Toasted Almond Biscotti

Toasted Almond Biscotti
Crunchy, crumbly twice-baked cookies studded with almonds are the perfect complement to a cup of coffee or glass of vin santo.James Oseland

Chocolate-Almond Cookies (Strazzate)

Chocolate-Almond Cookies
These traditional crumbly cookies from the Basilicata region of Italy are flavored with Strega, an Italian herbal liqueur. Alternatively, use Galliano, which can be found in most liquor stores. See the recipe for Strazzate »Landon Nordeman

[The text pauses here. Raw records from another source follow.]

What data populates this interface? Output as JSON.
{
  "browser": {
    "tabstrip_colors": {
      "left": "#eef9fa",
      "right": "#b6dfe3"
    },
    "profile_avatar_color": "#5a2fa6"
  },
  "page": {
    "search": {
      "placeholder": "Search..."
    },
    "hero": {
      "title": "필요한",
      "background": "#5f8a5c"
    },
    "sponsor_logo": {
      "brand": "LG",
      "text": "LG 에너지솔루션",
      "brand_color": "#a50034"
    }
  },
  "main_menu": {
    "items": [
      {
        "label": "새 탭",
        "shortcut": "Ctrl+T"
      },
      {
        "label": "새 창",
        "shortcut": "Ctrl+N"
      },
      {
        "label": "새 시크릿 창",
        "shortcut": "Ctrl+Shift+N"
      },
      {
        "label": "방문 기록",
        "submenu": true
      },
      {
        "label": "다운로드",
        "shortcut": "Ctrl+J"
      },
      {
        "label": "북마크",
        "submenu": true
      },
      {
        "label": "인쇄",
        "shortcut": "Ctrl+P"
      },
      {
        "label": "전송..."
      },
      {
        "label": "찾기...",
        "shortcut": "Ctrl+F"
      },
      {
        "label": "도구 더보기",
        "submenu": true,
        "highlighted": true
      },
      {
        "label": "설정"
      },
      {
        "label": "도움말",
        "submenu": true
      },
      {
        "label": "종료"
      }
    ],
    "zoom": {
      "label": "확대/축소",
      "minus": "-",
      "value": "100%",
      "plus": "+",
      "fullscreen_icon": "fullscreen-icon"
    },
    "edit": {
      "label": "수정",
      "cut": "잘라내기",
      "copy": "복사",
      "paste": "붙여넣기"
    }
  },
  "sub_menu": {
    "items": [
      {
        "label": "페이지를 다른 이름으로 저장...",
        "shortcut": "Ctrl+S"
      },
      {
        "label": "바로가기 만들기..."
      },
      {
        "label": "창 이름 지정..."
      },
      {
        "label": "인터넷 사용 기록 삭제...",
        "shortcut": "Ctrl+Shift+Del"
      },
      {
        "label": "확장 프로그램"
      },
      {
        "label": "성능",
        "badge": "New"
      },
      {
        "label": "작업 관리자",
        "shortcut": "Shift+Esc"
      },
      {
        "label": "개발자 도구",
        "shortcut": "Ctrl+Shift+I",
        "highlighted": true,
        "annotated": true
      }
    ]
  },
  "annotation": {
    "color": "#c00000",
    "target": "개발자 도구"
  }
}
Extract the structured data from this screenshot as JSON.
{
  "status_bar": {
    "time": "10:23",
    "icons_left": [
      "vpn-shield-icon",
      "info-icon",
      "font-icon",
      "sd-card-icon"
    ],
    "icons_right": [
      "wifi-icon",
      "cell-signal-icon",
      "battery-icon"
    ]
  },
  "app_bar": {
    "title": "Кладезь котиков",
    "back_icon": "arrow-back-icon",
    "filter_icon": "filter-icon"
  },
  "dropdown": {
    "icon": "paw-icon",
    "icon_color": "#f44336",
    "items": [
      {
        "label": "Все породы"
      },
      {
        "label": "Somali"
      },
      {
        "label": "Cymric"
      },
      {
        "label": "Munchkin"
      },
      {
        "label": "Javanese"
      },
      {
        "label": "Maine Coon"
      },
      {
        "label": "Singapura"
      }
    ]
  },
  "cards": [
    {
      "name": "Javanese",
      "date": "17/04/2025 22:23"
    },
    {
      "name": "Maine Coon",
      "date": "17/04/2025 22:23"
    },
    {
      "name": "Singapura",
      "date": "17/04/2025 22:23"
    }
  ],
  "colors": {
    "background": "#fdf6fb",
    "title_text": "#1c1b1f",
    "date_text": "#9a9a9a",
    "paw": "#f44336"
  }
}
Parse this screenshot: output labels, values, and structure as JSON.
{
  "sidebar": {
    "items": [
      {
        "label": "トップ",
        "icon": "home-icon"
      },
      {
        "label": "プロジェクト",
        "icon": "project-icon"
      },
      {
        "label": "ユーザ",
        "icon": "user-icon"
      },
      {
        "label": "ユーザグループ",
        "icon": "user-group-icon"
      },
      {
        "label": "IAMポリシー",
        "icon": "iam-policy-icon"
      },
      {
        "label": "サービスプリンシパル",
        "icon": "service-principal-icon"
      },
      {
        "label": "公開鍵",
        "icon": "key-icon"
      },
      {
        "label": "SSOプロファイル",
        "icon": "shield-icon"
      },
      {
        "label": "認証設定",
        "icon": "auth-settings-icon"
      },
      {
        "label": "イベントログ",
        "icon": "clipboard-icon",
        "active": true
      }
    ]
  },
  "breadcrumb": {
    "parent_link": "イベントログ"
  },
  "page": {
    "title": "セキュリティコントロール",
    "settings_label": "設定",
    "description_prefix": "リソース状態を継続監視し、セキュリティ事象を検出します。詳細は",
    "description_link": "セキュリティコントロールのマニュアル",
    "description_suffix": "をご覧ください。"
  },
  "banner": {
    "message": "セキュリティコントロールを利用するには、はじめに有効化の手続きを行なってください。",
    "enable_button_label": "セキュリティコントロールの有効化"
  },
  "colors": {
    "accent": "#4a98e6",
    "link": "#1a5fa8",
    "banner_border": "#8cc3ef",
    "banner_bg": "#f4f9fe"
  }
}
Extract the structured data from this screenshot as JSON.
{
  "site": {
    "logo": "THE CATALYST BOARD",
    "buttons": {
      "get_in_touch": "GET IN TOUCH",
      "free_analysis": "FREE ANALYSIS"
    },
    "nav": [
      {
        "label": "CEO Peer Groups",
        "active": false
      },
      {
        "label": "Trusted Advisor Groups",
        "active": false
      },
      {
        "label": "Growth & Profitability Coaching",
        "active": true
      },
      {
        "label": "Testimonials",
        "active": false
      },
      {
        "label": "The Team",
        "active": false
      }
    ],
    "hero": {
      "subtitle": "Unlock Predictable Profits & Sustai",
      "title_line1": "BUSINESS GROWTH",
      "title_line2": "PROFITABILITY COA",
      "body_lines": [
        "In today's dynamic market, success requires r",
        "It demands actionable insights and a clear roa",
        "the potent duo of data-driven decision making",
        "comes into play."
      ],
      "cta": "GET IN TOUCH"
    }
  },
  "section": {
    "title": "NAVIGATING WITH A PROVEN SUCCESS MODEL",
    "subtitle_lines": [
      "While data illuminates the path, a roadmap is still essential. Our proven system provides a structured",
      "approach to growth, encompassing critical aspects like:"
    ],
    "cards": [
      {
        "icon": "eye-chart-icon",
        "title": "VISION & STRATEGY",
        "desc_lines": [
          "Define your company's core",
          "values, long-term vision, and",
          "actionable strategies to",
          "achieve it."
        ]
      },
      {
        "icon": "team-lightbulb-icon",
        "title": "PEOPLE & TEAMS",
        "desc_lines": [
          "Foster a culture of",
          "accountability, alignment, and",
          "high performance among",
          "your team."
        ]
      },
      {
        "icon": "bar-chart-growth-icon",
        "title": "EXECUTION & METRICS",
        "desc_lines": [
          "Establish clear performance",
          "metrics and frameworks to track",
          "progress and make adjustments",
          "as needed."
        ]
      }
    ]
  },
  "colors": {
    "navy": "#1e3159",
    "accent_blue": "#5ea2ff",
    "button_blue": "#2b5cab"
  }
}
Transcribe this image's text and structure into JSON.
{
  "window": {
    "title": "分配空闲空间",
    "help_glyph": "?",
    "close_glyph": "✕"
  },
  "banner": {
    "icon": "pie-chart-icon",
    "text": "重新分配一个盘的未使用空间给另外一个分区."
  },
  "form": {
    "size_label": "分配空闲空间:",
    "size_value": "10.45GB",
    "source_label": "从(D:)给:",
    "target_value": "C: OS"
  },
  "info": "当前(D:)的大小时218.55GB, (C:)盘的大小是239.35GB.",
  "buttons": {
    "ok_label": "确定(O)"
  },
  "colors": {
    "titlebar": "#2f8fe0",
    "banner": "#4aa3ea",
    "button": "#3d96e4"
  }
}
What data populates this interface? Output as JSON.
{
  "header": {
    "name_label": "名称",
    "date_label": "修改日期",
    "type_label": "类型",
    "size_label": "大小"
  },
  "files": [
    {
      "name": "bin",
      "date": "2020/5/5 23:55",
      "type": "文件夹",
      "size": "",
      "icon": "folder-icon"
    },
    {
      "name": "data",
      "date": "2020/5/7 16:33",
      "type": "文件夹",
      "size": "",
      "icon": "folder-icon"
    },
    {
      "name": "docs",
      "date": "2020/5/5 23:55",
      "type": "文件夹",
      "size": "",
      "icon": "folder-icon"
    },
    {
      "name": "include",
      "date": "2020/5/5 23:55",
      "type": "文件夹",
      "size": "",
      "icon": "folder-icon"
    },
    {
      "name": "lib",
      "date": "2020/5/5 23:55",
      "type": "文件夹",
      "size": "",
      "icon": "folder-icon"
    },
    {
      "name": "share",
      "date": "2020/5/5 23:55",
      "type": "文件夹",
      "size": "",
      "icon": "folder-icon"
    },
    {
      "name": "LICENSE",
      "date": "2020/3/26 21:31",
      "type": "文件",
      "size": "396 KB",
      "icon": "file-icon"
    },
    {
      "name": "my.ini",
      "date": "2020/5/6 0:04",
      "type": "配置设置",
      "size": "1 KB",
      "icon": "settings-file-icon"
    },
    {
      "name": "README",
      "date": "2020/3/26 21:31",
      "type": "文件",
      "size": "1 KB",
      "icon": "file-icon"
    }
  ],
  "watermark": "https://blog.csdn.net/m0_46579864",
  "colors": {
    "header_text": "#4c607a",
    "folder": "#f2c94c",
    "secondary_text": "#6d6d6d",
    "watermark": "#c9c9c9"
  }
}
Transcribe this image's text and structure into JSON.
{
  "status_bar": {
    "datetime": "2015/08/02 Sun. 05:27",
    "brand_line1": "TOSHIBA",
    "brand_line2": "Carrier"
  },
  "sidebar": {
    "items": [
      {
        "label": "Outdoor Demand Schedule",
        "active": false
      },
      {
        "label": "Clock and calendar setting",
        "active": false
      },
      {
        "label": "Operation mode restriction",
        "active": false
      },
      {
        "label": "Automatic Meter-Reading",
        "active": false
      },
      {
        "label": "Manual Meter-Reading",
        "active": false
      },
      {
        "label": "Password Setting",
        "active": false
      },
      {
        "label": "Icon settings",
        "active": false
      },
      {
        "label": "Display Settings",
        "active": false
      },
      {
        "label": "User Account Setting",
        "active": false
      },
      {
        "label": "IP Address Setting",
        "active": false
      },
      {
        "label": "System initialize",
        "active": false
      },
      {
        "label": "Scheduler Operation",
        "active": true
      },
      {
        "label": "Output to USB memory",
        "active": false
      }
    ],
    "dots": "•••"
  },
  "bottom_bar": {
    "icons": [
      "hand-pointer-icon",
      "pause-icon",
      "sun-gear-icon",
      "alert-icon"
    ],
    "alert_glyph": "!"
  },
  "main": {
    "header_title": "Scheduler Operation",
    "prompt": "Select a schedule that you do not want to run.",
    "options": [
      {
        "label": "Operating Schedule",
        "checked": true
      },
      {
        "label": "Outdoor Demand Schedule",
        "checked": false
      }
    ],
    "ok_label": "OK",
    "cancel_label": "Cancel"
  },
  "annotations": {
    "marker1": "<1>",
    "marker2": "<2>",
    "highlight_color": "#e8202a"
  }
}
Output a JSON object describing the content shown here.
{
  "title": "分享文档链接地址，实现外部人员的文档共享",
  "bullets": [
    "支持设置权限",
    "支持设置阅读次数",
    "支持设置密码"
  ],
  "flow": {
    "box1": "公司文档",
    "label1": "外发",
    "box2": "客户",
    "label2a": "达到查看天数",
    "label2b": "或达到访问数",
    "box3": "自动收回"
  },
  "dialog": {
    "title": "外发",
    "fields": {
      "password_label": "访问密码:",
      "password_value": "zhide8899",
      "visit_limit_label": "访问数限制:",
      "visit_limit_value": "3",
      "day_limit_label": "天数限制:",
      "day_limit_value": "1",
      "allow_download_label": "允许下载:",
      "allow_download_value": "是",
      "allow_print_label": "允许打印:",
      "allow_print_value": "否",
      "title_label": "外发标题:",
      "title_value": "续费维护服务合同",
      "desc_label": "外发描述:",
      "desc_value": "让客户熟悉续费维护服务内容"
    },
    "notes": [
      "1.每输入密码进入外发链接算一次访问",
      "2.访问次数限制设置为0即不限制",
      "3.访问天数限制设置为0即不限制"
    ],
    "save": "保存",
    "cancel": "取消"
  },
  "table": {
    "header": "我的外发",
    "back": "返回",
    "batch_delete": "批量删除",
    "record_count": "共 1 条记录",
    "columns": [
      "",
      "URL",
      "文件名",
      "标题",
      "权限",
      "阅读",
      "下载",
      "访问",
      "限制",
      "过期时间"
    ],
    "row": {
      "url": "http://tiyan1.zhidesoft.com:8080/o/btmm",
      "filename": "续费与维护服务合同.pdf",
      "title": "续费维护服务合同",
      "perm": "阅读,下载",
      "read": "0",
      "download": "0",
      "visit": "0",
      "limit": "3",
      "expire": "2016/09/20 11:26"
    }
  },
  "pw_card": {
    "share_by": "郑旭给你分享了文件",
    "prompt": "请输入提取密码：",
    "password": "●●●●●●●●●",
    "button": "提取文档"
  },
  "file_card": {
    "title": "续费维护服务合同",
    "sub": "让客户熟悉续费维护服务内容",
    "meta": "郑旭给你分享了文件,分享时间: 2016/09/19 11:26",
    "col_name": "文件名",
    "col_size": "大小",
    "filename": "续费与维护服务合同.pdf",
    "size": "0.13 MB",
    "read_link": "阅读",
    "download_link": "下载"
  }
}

Pine Nut Cookies (Pignoli)

Pine Nut Cookies (Pignoli)
These chewy almond meringue cookies, speckled with pine nuts, are a favorite holiday cookie of former SAVEUR managing editor Greg Ferro. This recipe is based off one by cookbook author Nick Malgieri.Todd Coleman

Rainbow Cookies

Italian Rainbow Cookies
This recipe, from Saveur executive editor Dana Bowen, calls for almond pastry filling in place of the almond paste typically used to make these cookies, for a lighter, moister result. This recipe first appeared in our December 2011 issue. See the recipe for Rainbow Cookies »Todd Coleman

Cornmeal Cookies (Paste di Meliga)

Cornmeal Cookies
These crumbly cornmeal shortbread cookies popular in pastry shops all over northern Italy. See the recipe for Paste di Meliga (Cornmeal Cookies) »Christopher Hirsheimer

Tozzetti (Anise, Almond, and Hazelnut Biscotti)

Tozzetti (Anise, Almond, and Hazelnut Biscotti)
These Roman-style biscotti are a favorite of Nick Malgieri's for their distinctive anise flavor and atypical baking method: the loose batter is poured onto a baking sheet and baked like a cake. The result is light biscotti with large chunks of almonds and hazelnuts.Todd Coleman

Sprinkle Cookies

Sprinkle Cookies
Blanketed in multi-colored sprinkles, these gorgeous cookies are a staple of Italian bakeries and especially festive-looking for the holidays. See the recipe for Sprinkle Cookies »Todd Coleman